▶ [RECORDS TO PROCESS]
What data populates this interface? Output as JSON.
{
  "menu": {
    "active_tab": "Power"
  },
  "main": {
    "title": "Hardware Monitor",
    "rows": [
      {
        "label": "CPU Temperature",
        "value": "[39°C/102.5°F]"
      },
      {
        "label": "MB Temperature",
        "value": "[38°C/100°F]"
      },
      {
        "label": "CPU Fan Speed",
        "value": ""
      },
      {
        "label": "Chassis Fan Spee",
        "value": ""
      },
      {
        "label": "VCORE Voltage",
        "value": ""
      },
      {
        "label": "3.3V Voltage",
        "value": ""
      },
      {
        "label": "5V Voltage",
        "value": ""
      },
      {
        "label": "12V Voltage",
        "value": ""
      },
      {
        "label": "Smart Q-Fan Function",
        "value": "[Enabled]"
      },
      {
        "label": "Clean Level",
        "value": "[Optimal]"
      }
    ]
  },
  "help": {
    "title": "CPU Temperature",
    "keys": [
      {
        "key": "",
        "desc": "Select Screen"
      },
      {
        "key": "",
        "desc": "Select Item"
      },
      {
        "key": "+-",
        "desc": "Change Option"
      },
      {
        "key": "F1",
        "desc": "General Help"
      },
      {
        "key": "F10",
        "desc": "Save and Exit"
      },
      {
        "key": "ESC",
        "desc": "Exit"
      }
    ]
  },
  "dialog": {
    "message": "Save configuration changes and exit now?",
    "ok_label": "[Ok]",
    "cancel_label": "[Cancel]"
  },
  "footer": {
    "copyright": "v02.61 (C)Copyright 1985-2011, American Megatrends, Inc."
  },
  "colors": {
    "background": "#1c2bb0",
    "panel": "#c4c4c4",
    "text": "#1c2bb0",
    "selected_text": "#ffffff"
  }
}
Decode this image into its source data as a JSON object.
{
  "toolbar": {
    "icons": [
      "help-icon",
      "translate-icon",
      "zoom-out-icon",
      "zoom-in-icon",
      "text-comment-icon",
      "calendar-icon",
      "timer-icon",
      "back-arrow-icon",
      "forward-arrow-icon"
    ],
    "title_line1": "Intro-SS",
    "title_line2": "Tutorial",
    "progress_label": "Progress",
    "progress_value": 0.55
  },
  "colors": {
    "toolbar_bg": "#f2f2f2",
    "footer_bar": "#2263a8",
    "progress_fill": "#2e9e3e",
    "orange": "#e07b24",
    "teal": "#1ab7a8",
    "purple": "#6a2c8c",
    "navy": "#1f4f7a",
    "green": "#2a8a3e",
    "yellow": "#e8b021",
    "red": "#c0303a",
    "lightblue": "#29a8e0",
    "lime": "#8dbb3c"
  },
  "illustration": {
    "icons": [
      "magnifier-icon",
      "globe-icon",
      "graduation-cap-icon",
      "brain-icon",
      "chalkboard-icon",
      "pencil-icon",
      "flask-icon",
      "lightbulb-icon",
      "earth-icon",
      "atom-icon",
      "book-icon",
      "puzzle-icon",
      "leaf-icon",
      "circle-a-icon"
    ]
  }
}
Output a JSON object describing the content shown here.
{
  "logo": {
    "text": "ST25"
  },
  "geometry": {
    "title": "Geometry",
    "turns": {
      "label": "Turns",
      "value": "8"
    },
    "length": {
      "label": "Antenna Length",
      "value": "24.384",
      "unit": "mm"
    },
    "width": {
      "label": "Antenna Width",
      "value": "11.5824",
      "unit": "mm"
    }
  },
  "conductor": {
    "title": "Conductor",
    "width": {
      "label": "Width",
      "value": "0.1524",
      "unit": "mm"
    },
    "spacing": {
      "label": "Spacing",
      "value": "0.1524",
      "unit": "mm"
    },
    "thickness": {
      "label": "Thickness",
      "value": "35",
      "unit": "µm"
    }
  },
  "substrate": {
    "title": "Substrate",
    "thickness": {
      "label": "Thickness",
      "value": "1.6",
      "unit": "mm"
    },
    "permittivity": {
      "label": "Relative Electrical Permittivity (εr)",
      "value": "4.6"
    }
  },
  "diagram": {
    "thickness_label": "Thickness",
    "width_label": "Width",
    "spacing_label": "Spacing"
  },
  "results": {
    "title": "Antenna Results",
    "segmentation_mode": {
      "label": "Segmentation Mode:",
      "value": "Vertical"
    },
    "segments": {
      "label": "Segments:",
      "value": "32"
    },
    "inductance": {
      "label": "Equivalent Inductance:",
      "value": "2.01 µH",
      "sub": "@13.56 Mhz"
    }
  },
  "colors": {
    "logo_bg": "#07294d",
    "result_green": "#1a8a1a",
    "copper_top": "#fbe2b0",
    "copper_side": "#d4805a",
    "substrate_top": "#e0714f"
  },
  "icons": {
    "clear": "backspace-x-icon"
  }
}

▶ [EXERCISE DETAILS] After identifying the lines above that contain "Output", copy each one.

▶ [TASK ANSWER]
What data populates this interface? Output as JSON.
Output a JSON object describing the content shown here.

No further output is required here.